Alexandra, who was “historically left-wing”, was first drawn to 4Chan when she became frustrated with the “self-righteousness” of the website Tumblr, favoured by liberal teens. Although she frequented the site's board for talking about anime, /a/, not /pol/, she found neo-Nazi and white supremacist beliefs were spread there too. 

“I was just like really fed up with the far left,” she says, “There was a lot of stuff I didn't like, like blaming males for everything.” From this, Alexandra became anti-feminist and this is how she was incrementally exposed to anti-Semitic and racist beliefs. This parallels the story of many radicalised males on 4Chan, who turn to the site from hatred of feminists or indeed, all women. 
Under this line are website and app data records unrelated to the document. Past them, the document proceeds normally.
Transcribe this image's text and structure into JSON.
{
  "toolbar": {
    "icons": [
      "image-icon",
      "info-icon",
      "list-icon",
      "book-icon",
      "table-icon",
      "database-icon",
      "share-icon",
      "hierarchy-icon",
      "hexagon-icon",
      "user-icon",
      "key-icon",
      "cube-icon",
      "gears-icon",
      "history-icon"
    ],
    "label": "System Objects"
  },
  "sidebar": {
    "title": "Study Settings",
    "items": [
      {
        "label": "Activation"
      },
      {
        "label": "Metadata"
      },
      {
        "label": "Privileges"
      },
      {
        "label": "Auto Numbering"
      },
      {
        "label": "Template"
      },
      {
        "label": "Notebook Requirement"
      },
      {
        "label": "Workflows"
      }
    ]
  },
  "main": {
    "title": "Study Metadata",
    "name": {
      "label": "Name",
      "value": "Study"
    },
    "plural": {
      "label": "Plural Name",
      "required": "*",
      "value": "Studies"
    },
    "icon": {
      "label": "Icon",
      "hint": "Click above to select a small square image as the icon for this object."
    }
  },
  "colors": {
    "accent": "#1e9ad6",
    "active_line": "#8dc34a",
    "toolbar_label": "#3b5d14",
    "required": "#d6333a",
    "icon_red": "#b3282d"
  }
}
 “What I was doing was racist, like I – deep down I didn't really fully believe it in my heart, but the seeds of doubt were sowed again and it was a way to fit in. Like, if you don't regurgitate their opinions exactly they’ll just bully you and run you off.”

King’s life changed in prison, where Jamaican inmates befriended her and she was forced to reassess her worldview. Alexandra now considers herself “basically” free from prejudices, but says trying to rid herself of extreme beliefs is like “detoxing from drugs”. She began questioning 4Chan when she first realised that they genuinely wanted Donald Trump to become president. “I thought that supporting Trump was just a dumb meme on the internet,” she says.

Nowadays, King dedicates her life to helping young people escape from far-right extremism. "Those of us who were involved a few decades ago we did not have this type of technology, cell phones were not the slim white phones we have today, they were giant boxes," she says. "With the younger individuals who contact us who grew up with this technology, we're definitely seeing people who initially stumbled across the violent far-right online and the same holds for men and women.

"Instead of having to be out in public in a giant rally or Klan meeting, individuals find hate online."

* Name has been changed

Amelia Tait is a technology and digital culture writer at the New Statesman.